The gene in mice occurs in a region of its chromosomes that has an equivalent region in humans. This suggests the gene also serves an essential role in the good time-keeping of our own body clock, according to Joseph Takahashi, professor of neurobiology at Northwestern University in Evanston, Illinois.
Designing drugs to help jet lag and insomniacs with inaccurate body clocks is now possible, he said. 'It's clearly a big step towards that because we now have a tangible gene to search for, whereas before we could only guess at what these genes were,' he said.
The research, published in today's issue of the journal Science, is the first to find a gene in a mammal which is essential for keeping the rhythm of the body clock going.
In humans, researchers have shown that a small piece of tissue deep inside the brain - the suprachiasmic nucleus - controls the hormones that keep the body clock ticking away. The brain uses external cues, notably bright light, to ensure the human body clock is adjusted correctly.
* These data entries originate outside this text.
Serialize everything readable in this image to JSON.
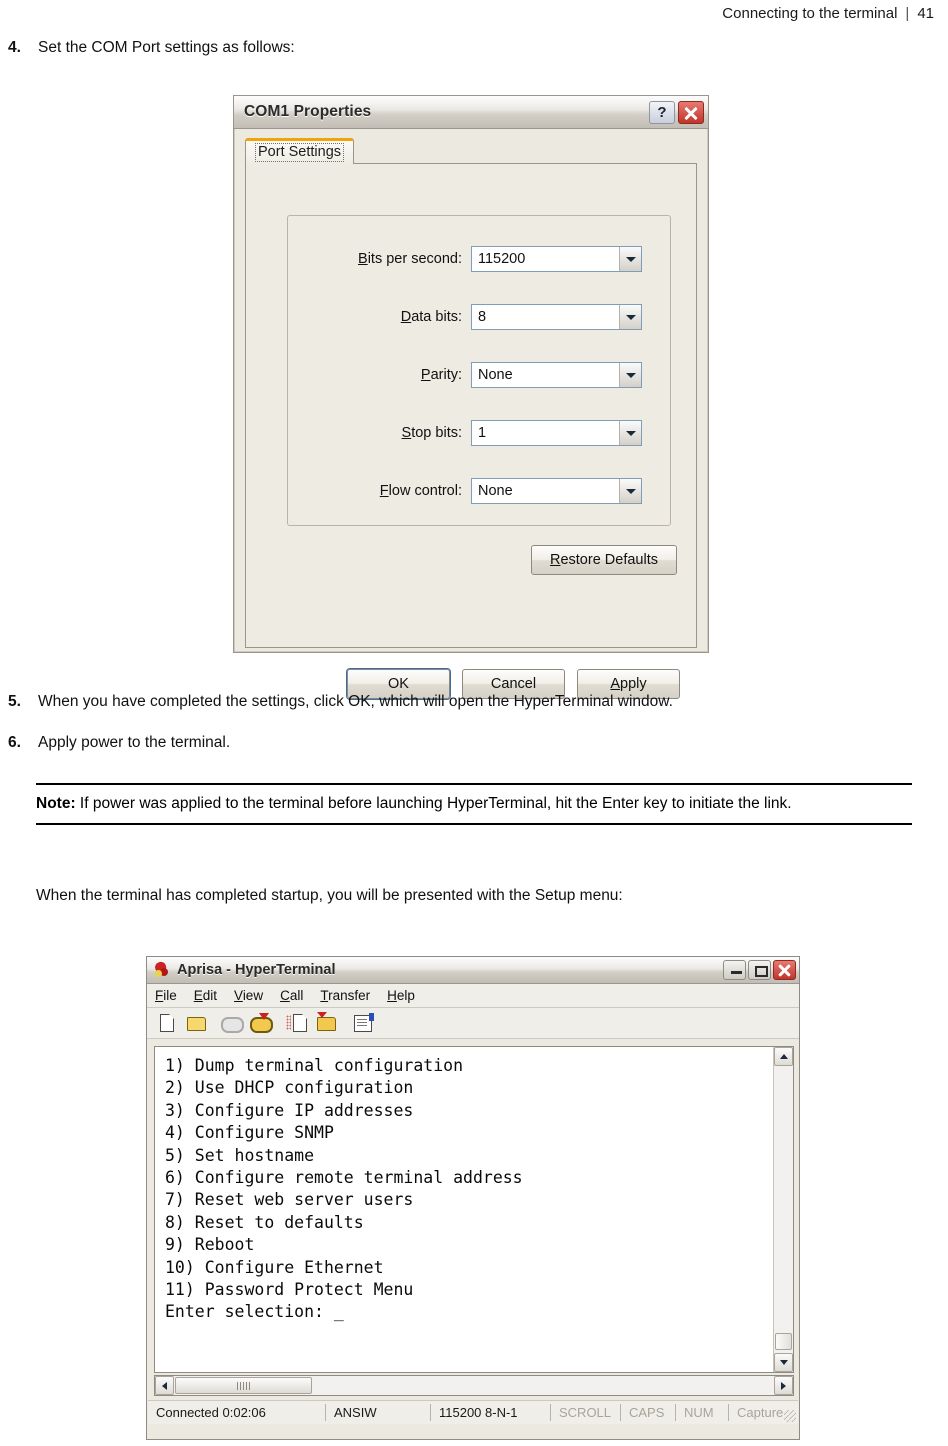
{
  "page_header": {
    "title": "Connecting to the terminal",
    "separator": "|",
    "page_number": "41"
  },
  "steps": [
    {
      "num": "4.",
      "text": "Set the COM Port settings as follows:"
    },
    {
      "num": "5.",
      "text": "When you have completed the settings, click OK, which will open the HyperTerminal window."
    },
    {
      "num": "6.",
      "text": "Apply power to the terminal."
    }
  ],
  "note": {
    "label": "Note:",
    "text": " If power was applied to the terminal before launching HyperTerminal, hit the Enter key to initiate the link."
  },
  "paragraph": "When the terminal has completed startup, you will be presented with the Setup menu:",
  "com_dialog": {
    "title": "COM1 Properties",
    "help_button": "?",
    "tab": "Port Settings",
    "fields": [
      {
        "label_pre": "B",
        "label_rest": "its per second:",
        "value": "115200"
      },
      {
        "label_pre": "D",
        "label_rest": "ata bits:",
        "value": "8"
      },
      {
        "label_pre": "P",
        "label_rest": "arity:",
        "value": "None"
      },
      {
        "label_pre": "S",
        "label_rest": "top bits:",
        "value": "1"
      },
      {
        "label_pre": "F",
        "label_rest": "low control:",
        "value": "None"
      }
    ],
    "restore_pre": "R",
    "restore_rest": "estore Defaults",
    "ok": "OK",
    "cancel": "Cancel",
    "apply_pre": "A",
    "apply_rest": "pply"
  },
  "hyperterminal": {
    "title": "Aprisa - HyperTerminal",
    "menus": [
      {
        "pre": "F",
        "rest": "ile"
      },
      {
        "pre": "E",
        "rest": "dit"
      },
      {
        "pre": "V",
        "rest": "iew"
      },
      {
        "pre": "C",
        "rest": "all"
      },
      {
        "pre": "T",
        "rest": "ransfer"
      },
      {
        "pre": "H",
        "rest": "elp"
      }
    ],
    "terminal_text": "1) Dump terminal configuration\n2) Use DHCP configuration\n3) Configure IP addresses\n4) Configure SNMP\n5) Set hostname\n6) Configure remote terminal address\n7) Reset web server users\n8) Reset to defaults\n9) Reboot\n10) Configure Ethernet\n11) Password Protect Menu\nEnter selection: _",
    "status": {
      "connected": "Connected 0:02:06",
      "emulation": "ANSIW",
      "line_settings": "115200 8-N-1",
      "scroll": "SCROLL",
      "caps": "CAPS",
      "num": "NUM",
      "capture": "Capture"
    }
  }
}
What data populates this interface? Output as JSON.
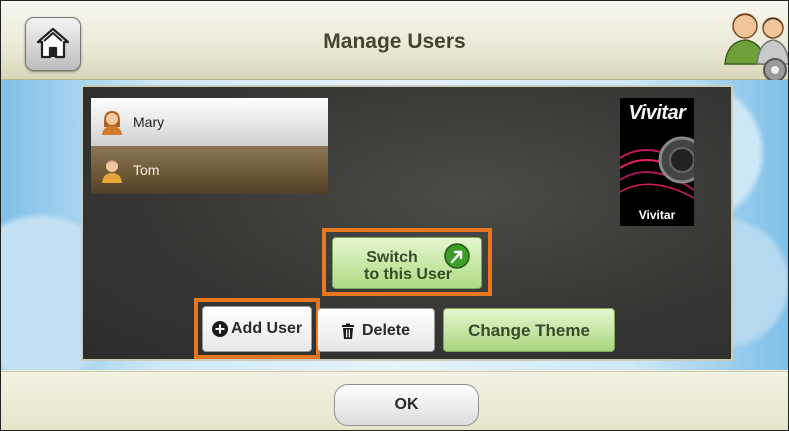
{
  "header": {
    "title": "Manage Users",
    "home_icon": "home-icon",
    "users_icon": "users-gear-icon"
  },
  "users": [
    {
      "name": "Mary",
      "icon": "female-user-icon",
      "selected": false
    },
    {
      "name": "Tom",
      "icon": "male-user-icon",
      "selected": true
    }
  ],
  "theme": {
    "brand": "Vivitar",
    "caption": "Vivitar"
  },
  "buttons": {
    "switch_line1": "Switch",
    "switch_line2": "to this User",
    "switch_icon": "go-arrow-icon",
    "add_user": "Add User",
    "add_icon": "plus-circle-icon",
    "delete": "Delete",
    "delete_icon": "trash-icon",
    "change_theme": "Change Theme"
  },
  "footer": {
    "ok": "OK"
  },
  "colors": {
    "highlight_outline": "#e9771f",
    "green_button": "#aedb83",
    "title_text": "#45452f"
  }
}
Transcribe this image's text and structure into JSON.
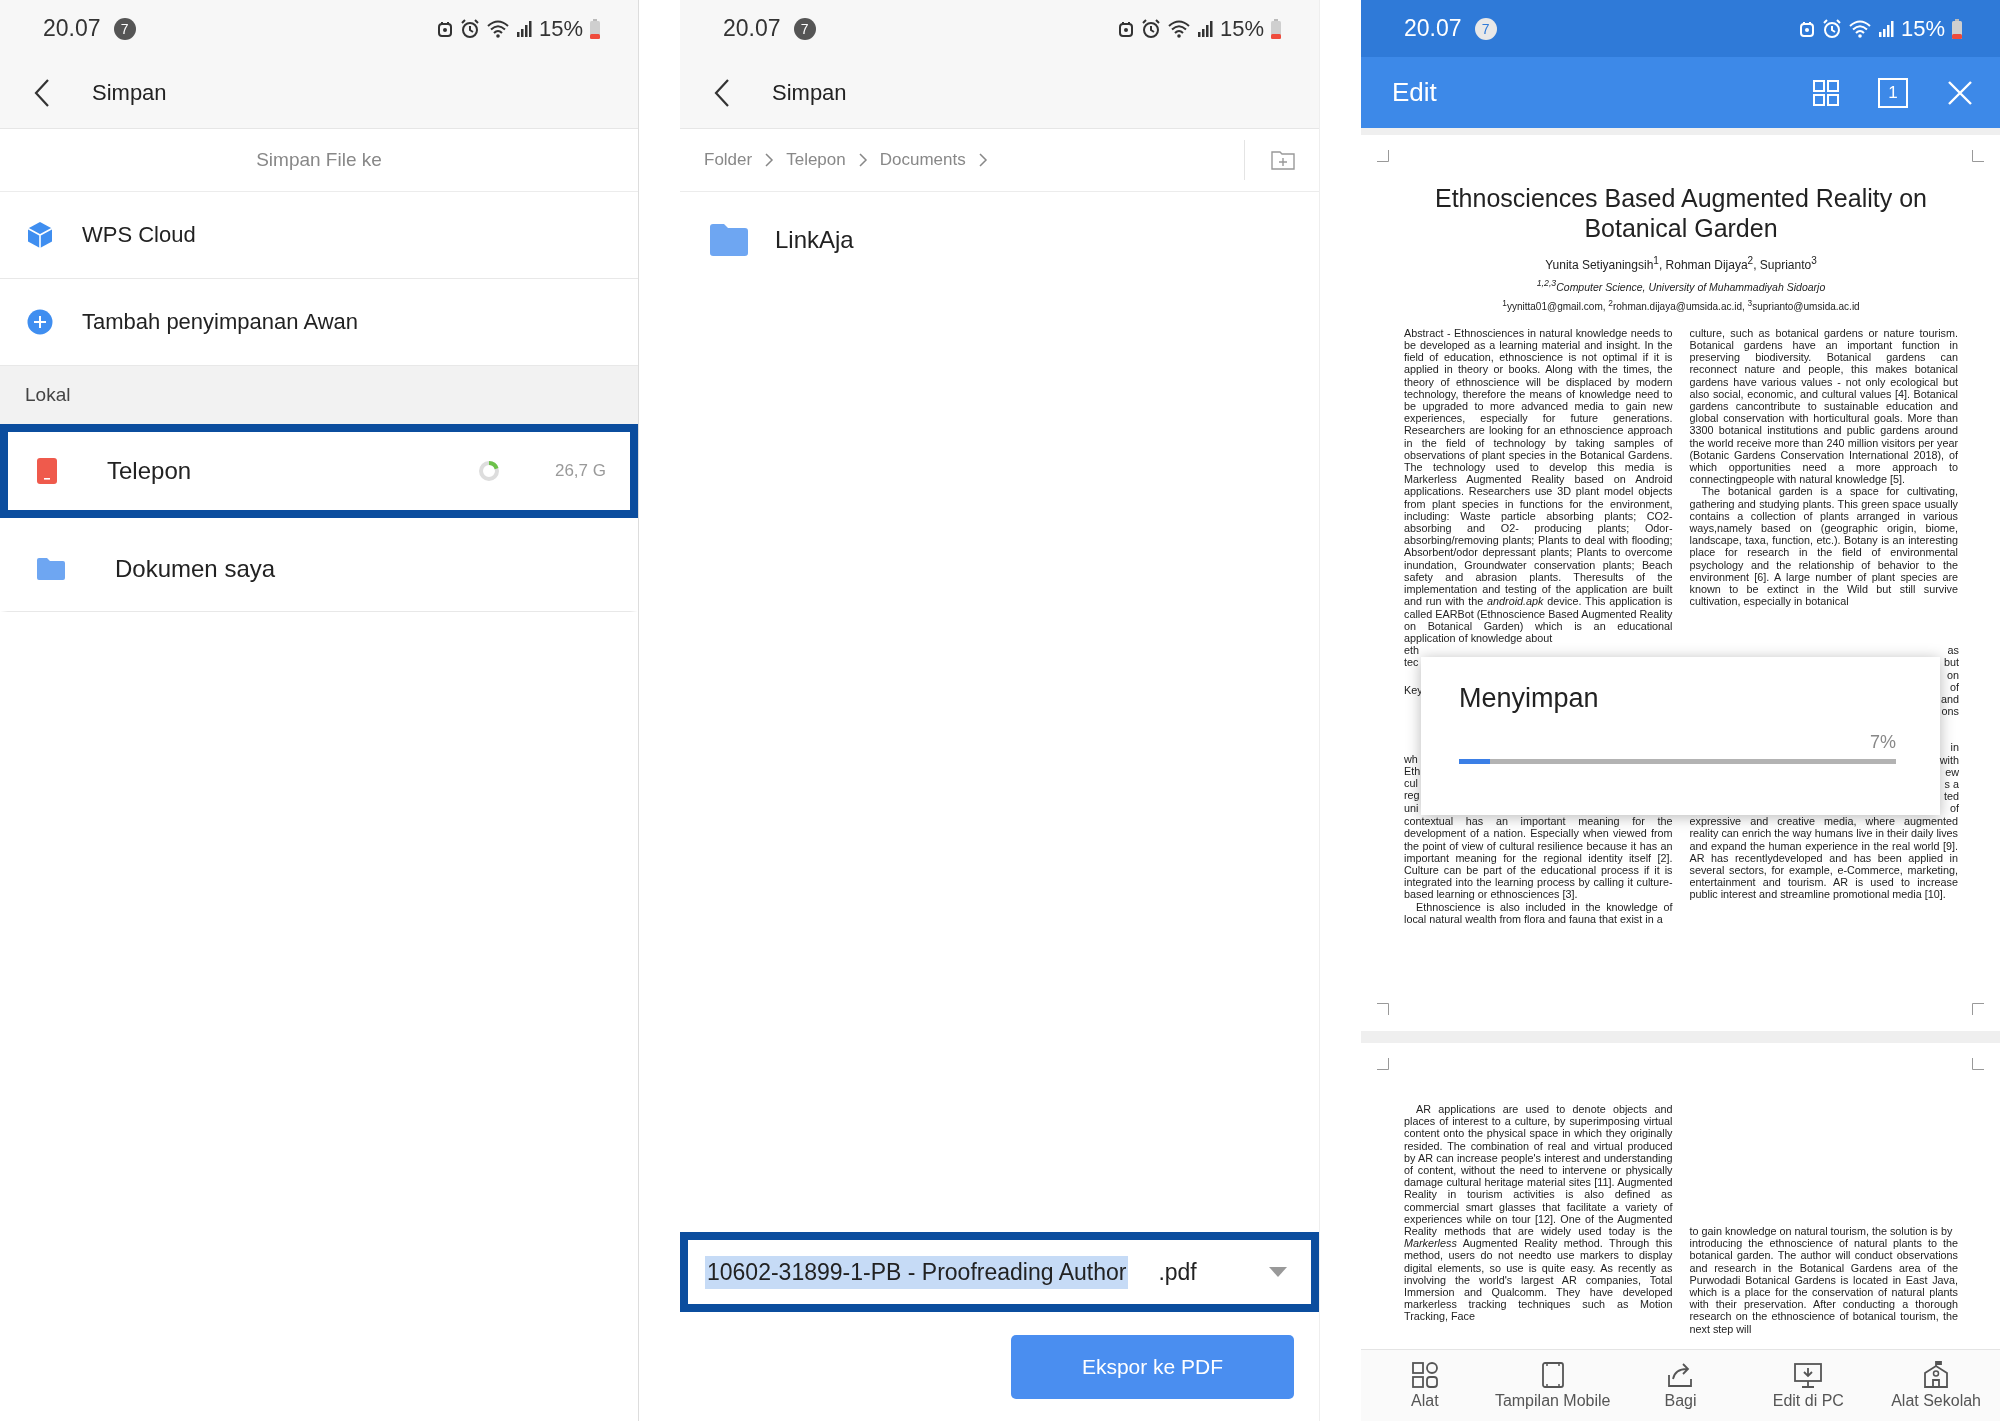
{
  "save_screen": {
    "status_bar": {
      "time": "20.07",
      "notification_count": "7",
      "battery": "15%"
    },
    "title": "Simpan",
    "section_heading": "Simpan File ke",
    "cloud_items": [
      {
        "kind": "cloud",
        "label": "WPS Cloud"
      },
      {
        "kind": "add",
        "label": "Tambah penyimpanan Awan"
      }
    ],
    "local_heading": "Lokal",
    "local_items": [
      {
        "kind": "phone",
        "label": "Telepon",
        "size": "26,7 G",
        "highlighted": true
      },
      {
        "kind": "folder",
        "label": "Dokumen saya",
        "highlighted": false
      }
    ]
  },
  "folder_screen": {
    "status_bar": {
      "time": "20.07",
      "notification_count": "7",
      "battery": "15%"
    },
    "title": "Simpan",
    "breadcrumb": [
      "Folder",
      "Telepon",
      "Documents"
    ],
    "folders": [
      {
        "name": "LinkAja"
      }
    ],
    "file_name": {
      "value": "10602-31899-1-PB - Proofreading Author",
      "value_selected": true,
      "extension": ".pdf",
      "highlighted": true
    },
    "export_button": "Ekspor ke PDF"
  },
  "editor_screen": {
    "status_bar": {
      "time": "20.07",
      "notification_count": "7",
      "battery": "15%"
    },
    "title": "Edit",
    "page_indicator": "1",
    "document": {
      "title": "Ethnosciences Based Augmented Reality on Botanical Garden",
      "authors": "Yunita Setiyaningsih$^{1}$, Rohman Dijaya$^{2}$, Suprianto$^{3}$",
      "affiliation": "$^{1,2,3}$Computer Science, University of Muhammadiyah Sidoarjo",
      "emails": "$^{1}$yynitta01@gmail.com, $^{2}$rohman.dijaya@umsida.ac.id, $^{3}$suprianto@umsida.ac.id",
      "pages": [
        {
          "left": [
            {
              "kind": "paragraph",
              "text": "Abstract - Ethnosciences in natural knowledge needs to be developed as a learning material and insight. In the field of education, ethnoscience is not optimal if it is applied in theory or books. Along with the times, the theory of ethnoscience will be displaced by modern technology, therefore the means of knowledge need to be upgraded to more advanced media to gain new experiences, especially for future generations. Researchers are looking for an ethnoscience approach in the field of technology by taking samples of observations of plant species in the Botanical Gardens. The technology used to develop this media is Markerless Augmented Reality based on Android applications. Researchers use 3D plant model objects from plant species in functions for the environment, including: Waste particle absorbing plants; CO2-absorbing and O2- producing plants; Odor-absorbing/removing plants; Plants to deal with flooding; Absorbent/odor depressant plants; Plants to overcome inundation, Groundwater conservation plants; Beach safety and abrasion plants. Theresults of the implementation and testing of the application are built and run with the *android.apk* device. This application is called EARBot (Ethnoscience Based Augmented Reality on Botanical Garden) which is an educational application of knowledge about"
            },
            {
              "kind": "fragments",
              "lines": [
                "eth",
                "tec"
              ]
            },
            {
              "kind": "fragments",
              "lines": [
                "Key"
              ]
            },
            {
              "kind": "fragments",
              "lines": [
                "wh",
                "Eth",
                "cul",
                "reg",
                "uni"
              ]
            },
            {
              "kind": "paragraph",
              "text": "contextual has an important meaning for the development of a nation. Especially when viewed from the point of view of cultural resilience because it has an important meaning for the regional identity itself [2]. Culture can be part of the educational process if it is integrated into the learning process by calling it culture- based learning or ethnosciences [3]."
            },
            {
              "kind": "indented",
              "text": "Ethnoscience is also included in the knowledge of local natural wealth from flora and fauna that exist in a"
            }
          ],
          "right": [
            {
              "kind": "paragraph",
              "text": "culture, such as botanical gardens or nature tourism. Botanical gardens have an important function in preserving biodiversity. Botanical gardens can reconnect nature and people, this makes botanical gardens have various values - not only ecological but also social, economic, and cultural values [4]. Botanical gardens cancontribute to sustainable education and global conservation with horticultural goals. More than 3300 botanical institutions and public gardens around the world receive more than 240 million visitors per year (Botanic Gardens Conservation International 2018), of which opportunities need a more approach to connectingpeople with natural knowledge [5]."
            },
            {
              "kind": "indented",
              "text": "The botanical garden is a space for cultivating, gathering and studying plants. This green space usually contains a collection of plants arranged in various ways,namely based on (geographic origin, biome, landscape, taxa, function, etc.). Botany is an interesting place for research in the field of environmental psychology and the relationship of behavior to the environment [6]. A large number of plant species are known to be extinct in the Wild but still survive cultivation, especially in botanical"
            },
            {
              "kind": "fragments",
              "lines": [
                "as",
                "but",
                "on",
                "of",
                "and",
                "ons"
              ]
            },
            {
              "kind": "fragments",
              "lines": [
                "in",
                "with",
                "ew",
                "s a",
                "ted",
                "of"
              ]
            },
            {
              "kind": "paragraph",
              "text": "expressive and creative media, where augmented reality can enrich the way humans live in their daily lives and expand the human experience in the real world [9]. AR has recentlydeveloped and has been applied in several sectors, for example, e-Commerce, marketing, entertainment and tourism. AR is used to increase public interest and streamline promotional media [10]."
            }
          ]
        },
        {
          "left": [
            {
              "kind": "indented",
              "text": "AR applications are used to denote objects and places of interest to a culture, by superimposing virtual content onto the physical space in which they originally resided. The combination of real and virtual produced by AR can increase people's interest and understanding of content, without the need to intervene or physically damage cultural heritage material sites [11]. Augmented Reality in tourism activities is also defined as commercial smart glasses that facilitate a variety of experiences while on tour [12]. One of the Augmented Reality methods that are widely used today is the *Markerless* Augmented Reality method. Through this method, users do not needto use markers to display digital elements, so use is quite easy. As recently as involving the world's largest AR companies, Total Immersion and Qualcomm. They have developed markerless tracking techniques such as Motion Tracking, Face"
            }
          ],
          "right": [
            {
              "kind": "paragraph",
              "text": "to gain knowledge on natural tourism, the solution is by"
            },
            {
              "kind": "paragraph",
              "text": "introducing the ethnoscience of natural plants to the botanical garden. The author will conduct observations and research in the Botanical Gardens area of the Purwodadi Botanical Gardens is located in East Java, which is a place for the conservation of natural plants with their preservation. After conducting a thorough research on the ethnoscience of botanical tourism, the next step will"
            }
          ]
        }
      ]
    },
    "dialog": {
      "title": "Menyimpan",
      "reading": "7%",
      "level": 0.07
    },
    "toolbar": [
      {
        "kind": "tools",
        "label": "Alat"
      },
      {
        "kind": "mobile",
        "label": "Tampilan Mobile"
      },
      {
        "kind": "share",
        "label": "Bagi"
      },
      {
        "kind": "desktop",
        "label": "Edit di PC"
      },
      {
        "kind": "school",
        "label": "Alat Sekolah"
      }
    ]
  }
}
- 1 Cyclist who knocked down three-year-old girl says his life has been 'destroyed'
- 2 A politically correct lefty goes to see Top Gear live – you'll probably believe what happened next
- 3 Isis burns woman alive for refusing to engage in 'extreme' sex act, UN says
- 5 Snoop Dogg on why he doesn't regret displaying misogyny towards women
Isis 'jihadi bride' claims forced sex with Yazidi girls is never rape because Koran condones it
Woman accidentally shoots herself in the head while posing for a selfie
How China's richest man Li Hejun lost $15bn in an hour - and made a fortune
Isis burns woman alive for refusing to engage in 'extreme' sex act, UN says
Snoop Dogg on why he doesn't regret displaying misogyny towards women
As a white man, I'm surprised more women aren't tweeting the hashtag #KillAllWhiteMen
Scotland may have to leave the EU even if it votes to stay in, David Cameron confirms
The day that Britain resigned as a global power
Almost a third of school pupils believe 'Muslims are taking over our country', study claims
SNP fury as HS2 finds 'no business case' for taking fast train service to Scotland
Gay marriage 'Bert and Ernie' cake bakery found guilty of discrimination in Northern Ireland
£40-50K: Guru Careers: We are seeking an experienced Software / C# Developer w...
£35 - 40k + Benefits: Guru Careers: We are seeking a Software Developer (JavaS...
£18000 - £23000 per annum + Commission: SThree: As a Trainee Recruitment Consu...